Element data from apps and pages
Segment Open

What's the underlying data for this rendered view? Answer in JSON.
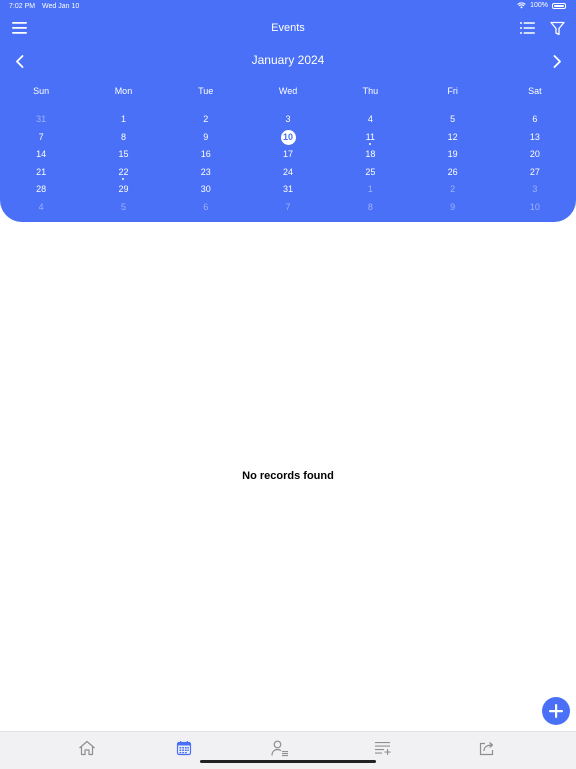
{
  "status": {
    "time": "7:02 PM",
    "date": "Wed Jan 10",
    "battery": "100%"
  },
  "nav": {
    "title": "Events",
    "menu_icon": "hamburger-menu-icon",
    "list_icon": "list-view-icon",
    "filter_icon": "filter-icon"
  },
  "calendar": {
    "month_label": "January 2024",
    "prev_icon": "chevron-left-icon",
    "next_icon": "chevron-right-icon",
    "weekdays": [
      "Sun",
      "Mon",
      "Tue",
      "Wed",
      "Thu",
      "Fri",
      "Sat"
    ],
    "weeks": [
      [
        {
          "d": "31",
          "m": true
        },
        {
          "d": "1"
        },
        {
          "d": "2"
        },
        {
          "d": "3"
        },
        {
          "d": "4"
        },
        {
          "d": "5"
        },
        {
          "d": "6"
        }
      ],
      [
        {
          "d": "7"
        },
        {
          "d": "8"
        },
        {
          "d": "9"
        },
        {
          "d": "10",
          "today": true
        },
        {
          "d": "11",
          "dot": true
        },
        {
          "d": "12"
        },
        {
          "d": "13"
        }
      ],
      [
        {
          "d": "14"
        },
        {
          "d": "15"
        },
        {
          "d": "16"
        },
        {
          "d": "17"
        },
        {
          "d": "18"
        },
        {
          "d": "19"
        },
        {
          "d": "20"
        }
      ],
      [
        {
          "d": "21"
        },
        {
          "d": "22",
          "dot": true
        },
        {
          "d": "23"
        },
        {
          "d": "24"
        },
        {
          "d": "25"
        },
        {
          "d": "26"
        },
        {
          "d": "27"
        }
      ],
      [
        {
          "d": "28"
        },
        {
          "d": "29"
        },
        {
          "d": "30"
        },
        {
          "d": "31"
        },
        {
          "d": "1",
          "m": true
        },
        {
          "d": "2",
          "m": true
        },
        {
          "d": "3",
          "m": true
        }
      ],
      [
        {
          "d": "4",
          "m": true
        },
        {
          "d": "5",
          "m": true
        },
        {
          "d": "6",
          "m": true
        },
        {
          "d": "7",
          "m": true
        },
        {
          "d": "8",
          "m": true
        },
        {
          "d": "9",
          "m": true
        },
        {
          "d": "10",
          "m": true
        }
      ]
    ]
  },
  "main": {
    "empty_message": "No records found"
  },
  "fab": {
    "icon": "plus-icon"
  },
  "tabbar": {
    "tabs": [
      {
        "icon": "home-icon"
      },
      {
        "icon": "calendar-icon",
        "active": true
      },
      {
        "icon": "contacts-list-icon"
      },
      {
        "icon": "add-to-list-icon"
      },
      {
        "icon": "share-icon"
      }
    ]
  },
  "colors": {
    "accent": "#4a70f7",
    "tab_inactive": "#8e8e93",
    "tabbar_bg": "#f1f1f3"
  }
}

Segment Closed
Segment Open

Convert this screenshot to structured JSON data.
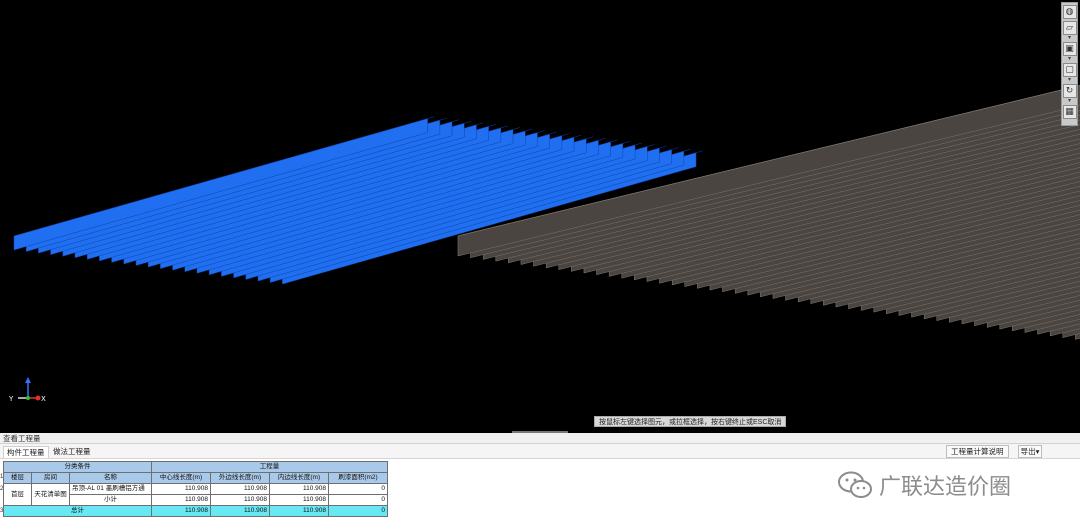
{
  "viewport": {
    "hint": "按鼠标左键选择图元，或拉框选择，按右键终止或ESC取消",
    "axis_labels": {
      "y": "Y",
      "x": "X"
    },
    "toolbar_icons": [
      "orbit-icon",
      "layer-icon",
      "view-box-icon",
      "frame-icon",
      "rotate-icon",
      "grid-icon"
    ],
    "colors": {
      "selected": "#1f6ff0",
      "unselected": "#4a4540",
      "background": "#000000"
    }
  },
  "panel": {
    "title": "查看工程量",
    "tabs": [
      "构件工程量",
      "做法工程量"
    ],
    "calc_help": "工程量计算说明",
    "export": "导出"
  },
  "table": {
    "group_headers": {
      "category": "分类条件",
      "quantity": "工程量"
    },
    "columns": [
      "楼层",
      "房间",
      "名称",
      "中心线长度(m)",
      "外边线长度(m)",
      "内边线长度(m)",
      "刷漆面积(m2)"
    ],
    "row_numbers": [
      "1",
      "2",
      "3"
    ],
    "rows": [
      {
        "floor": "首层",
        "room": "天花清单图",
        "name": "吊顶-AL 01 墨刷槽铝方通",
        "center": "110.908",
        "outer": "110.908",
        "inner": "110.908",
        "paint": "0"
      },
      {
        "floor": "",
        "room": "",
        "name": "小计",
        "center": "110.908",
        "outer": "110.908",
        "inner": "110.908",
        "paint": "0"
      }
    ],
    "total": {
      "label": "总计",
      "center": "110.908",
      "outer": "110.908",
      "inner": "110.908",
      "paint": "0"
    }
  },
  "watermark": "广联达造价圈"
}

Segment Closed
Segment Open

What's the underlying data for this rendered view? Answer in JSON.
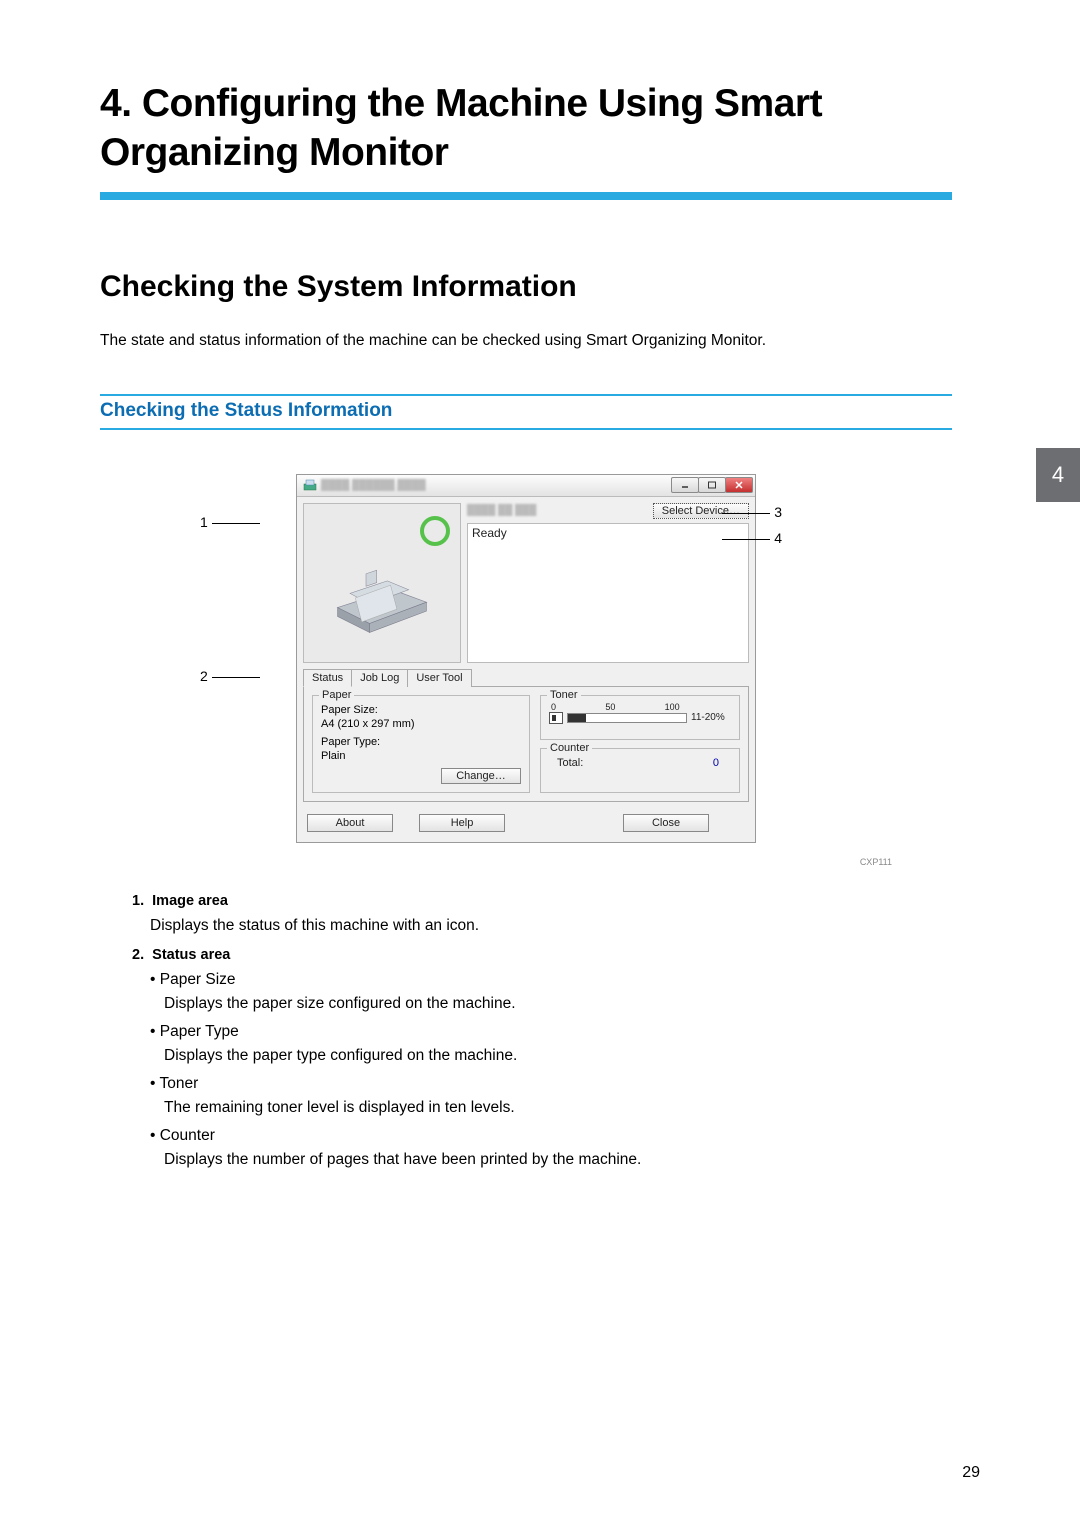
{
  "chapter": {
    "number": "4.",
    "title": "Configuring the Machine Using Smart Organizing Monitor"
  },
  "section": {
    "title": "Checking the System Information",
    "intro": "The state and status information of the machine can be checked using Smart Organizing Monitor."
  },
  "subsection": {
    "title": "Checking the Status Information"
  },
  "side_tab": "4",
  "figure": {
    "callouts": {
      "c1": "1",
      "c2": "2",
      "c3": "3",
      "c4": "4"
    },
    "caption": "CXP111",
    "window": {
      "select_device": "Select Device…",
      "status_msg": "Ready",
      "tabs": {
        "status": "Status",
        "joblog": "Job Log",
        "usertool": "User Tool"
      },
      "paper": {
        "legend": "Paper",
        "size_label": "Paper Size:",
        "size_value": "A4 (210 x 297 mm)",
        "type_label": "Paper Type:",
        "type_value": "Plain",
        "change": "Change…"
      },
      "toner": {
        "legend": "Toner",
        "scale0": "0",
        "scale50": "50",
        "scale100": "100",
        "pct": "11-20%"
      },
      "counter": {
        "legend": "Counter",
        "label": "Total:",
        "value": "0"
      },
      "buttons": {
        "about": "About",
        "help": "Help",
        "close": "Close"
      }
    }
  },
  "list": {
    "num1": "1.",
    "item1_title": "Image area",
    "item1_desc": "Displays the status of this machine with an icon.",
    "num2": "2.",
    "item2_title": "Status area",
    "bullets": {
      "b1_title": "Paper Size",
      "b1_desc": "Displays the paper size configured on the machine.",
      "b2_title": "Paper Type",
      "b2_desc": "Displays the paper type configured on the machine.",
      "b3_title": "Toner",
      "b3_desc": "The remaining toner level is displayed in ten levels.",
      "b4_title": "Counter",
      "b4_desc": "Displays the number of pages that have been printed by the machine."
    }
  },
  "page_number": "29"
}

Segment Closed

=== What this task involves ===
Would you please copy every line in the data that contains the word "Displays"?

=== Answer section ===
    "item1_desc": "Displays the status of this machine with an icon.",
      "b1_desc": "Displays the paper size configured on the machine.",
      "b2_desc": "Displays the paper type configured on the machine.",
      "b4_desc": "Displays the number of pages that have been printed by the machine."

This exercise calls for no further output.